Ellsworth Air Force Base in South Dakota will host the bomber’s first squadron and training program, though bombers are also expected to be stationed at bases in Texas and Missouri.
US Senator Mike Rounds, a Republican from South Dakota, led the state’s bid to host the bomber program. In a statement, he called it “the most advanced weapon system ever developed by our country to protect ourselves and our allies.”
Northrop Grumman has also incorporated maintenance lessons learned from the B-2, Warden said.
In October 2001, B-2 pilots set a record by flying for 44 hours to drop the first bombs on Afghanistan after the 9/11 attacks. The B-2 often performs long round-trip missions because there are few hangars globally that can accommodate its wingspan, which limits where it can land for maintenance. The hangars also had to be air-conditioned because Spirit’s windows wouldn’t open and the hot climate could damage the electronics in the cockpit.

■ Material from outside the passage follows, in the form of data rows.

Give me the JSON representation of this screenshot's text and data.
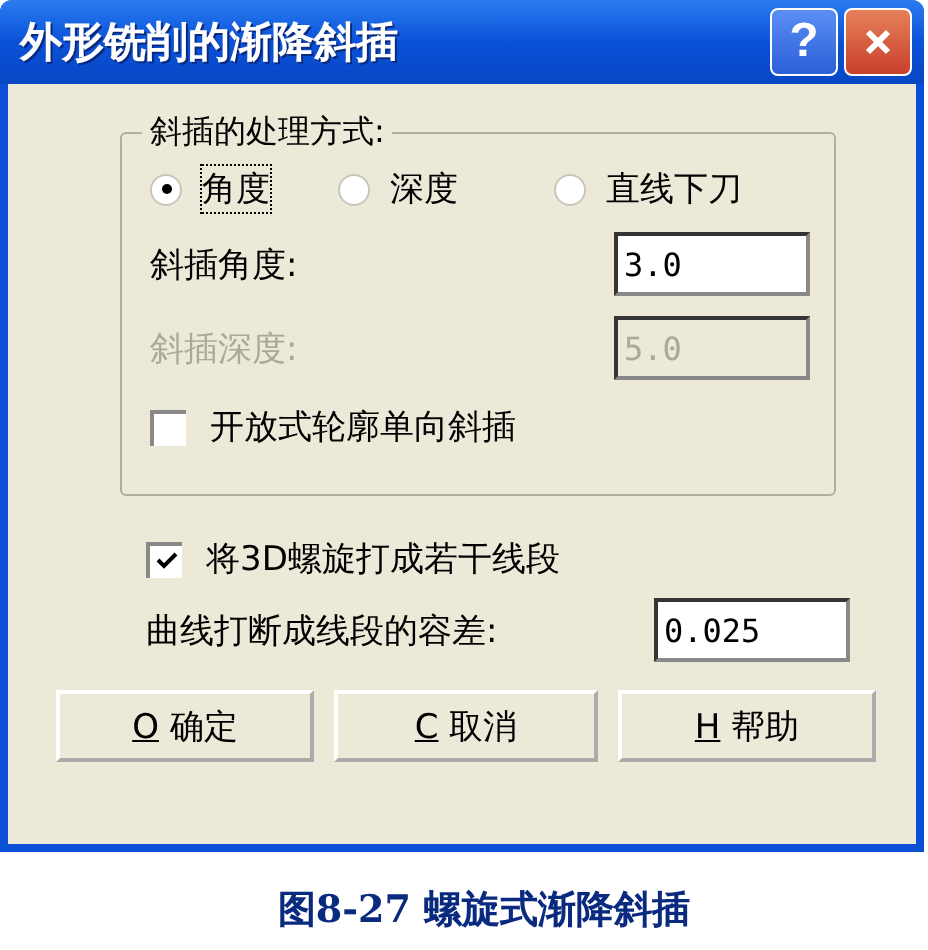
{
  "window": {
    "title": "外形铣削的渐降斜插",
    "title_buttons": [
      {
        "kind": "help",
        "label": "?"
      },
      {
        "kind": "close"
      }
    ]
  },
  "group": {
    "title": "斜插的处理方式:",
    "radios": [
      {
        "label": "角度",
        "selected": true
      },
      {
        "label": "深度",
        "selected": false
      },
      {
        "label": "直线下刀",
        "selected": false
      }
    ],
    "fields": [
      {
        "label": "斜插角度:",
        "value": "3.0",
        "disabled": false
      },
      {
        "label": "斜插深度:",
        "value": "5.0",
        "disabled": true
      }
    ],
    "checkbox": {
      "label": "开放式轮廓单向斜插",
      "checked": false
    }
  },
  "checkbox": {
    "label": "将3D螺旋打成若干线段",
    "checked": true
  },
  "tolerance": {
    "label": "曲线打断成线段的容差:",
    "value": "0.025"
  },
  "buttons": [
    {
      "key": "O",
      "label": "确定"
    },
    {
      "key": "C",
      "label": "取消"
    },
    {
      "key": "H",
      "label": "帮助"
    }
  ],
  "caption": "图8-27  螺旋式渐降斜插"
}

Warden says the new Raider will also feature new hangars to match its size and complexity.
With the Raider’s extended range, however, “it won’t need to be in a theater,” says Austin. “It wouldn’t need logistical support to keep any targets at risk.”
One last notable difference is in the first launch. While both made their public debut in Palmdale, the B-2 was released to the open air in 1988 to much public interest. With advances in surveillance satellites and cameras, the Raider is only partially exposed, keeping its propulsion system and sensitive sensors under the hangar and protected from eyes above.
“The magic of the platform,” Warden said, “is what you don’t see.”